AWS joins Azure and Watson in bringing machine learning to big data
The technology is the same creepy stuff that uses algorithms to recommend things that you might also like when you browse Mazon’s retail site.
Amazon said at the AWS Summit in San Francisco this week that it will help customers to use the big data at their fingertips in more intelligent ways.
The news follows hot on the heels of Microsoft’s introduction of similar technology in the Azure Cloud platform earlier in the year, and IBM’s Watson which has had the facility for some time.
“Amazon has a long legacy in machine learning,” said Jeff Bilger, a senior manager with Amazon Machine Learning.
“It powers the product recommendations customers receive on Amazon.com. It is what makes Amazon Echo able to respond to your voice, and it is what allows us to unload an entire truck full of products and make them available for purchase in as little as 30 minutes.”
The applications for machine learning, like the Internet of Things, are still in the infancy of being understood, but it can be used, for example, to find correlations between patient medical records, which could eventually lead to cures for conditions being found without human intervention.
Last month, The INQUIRER spoke to representatives from the NHS about the adoption of Vendor Neutral Archiving, a system that will allow data sets to interlink across disparate systems.
Amazon also this week announced its Elastic File System (EFS) for AWS, set for release later in the year.
The service has been designed to provide multiple virtual servers running in Amazon’s Elastic Compute Cloud (EC2), with access to a centralised managed file system.

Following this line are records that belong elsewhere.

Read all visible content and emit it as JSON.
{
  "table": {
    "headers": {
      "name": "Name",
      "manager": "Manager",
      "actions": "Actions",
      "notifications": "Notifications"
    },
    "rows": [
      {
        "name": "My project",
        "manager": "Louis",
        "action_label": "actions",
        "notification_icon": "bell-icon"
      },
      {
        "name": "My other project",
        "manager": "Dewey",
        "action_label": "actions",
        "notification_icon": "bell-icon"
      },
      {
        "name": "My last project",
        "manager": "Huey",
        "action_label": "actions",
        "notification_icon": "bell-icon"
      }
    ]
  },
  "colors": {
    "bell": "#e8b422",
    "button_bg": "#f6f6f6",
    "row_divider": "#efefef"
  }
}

“We expect to see EFS used for content repositories, development environments, web server farms, home directories, and big data applications, to name just a few,” said Jeff Barr, chief evangelist at Amazon Web Services. “If you’ve got the files, we’ve got the storage!” source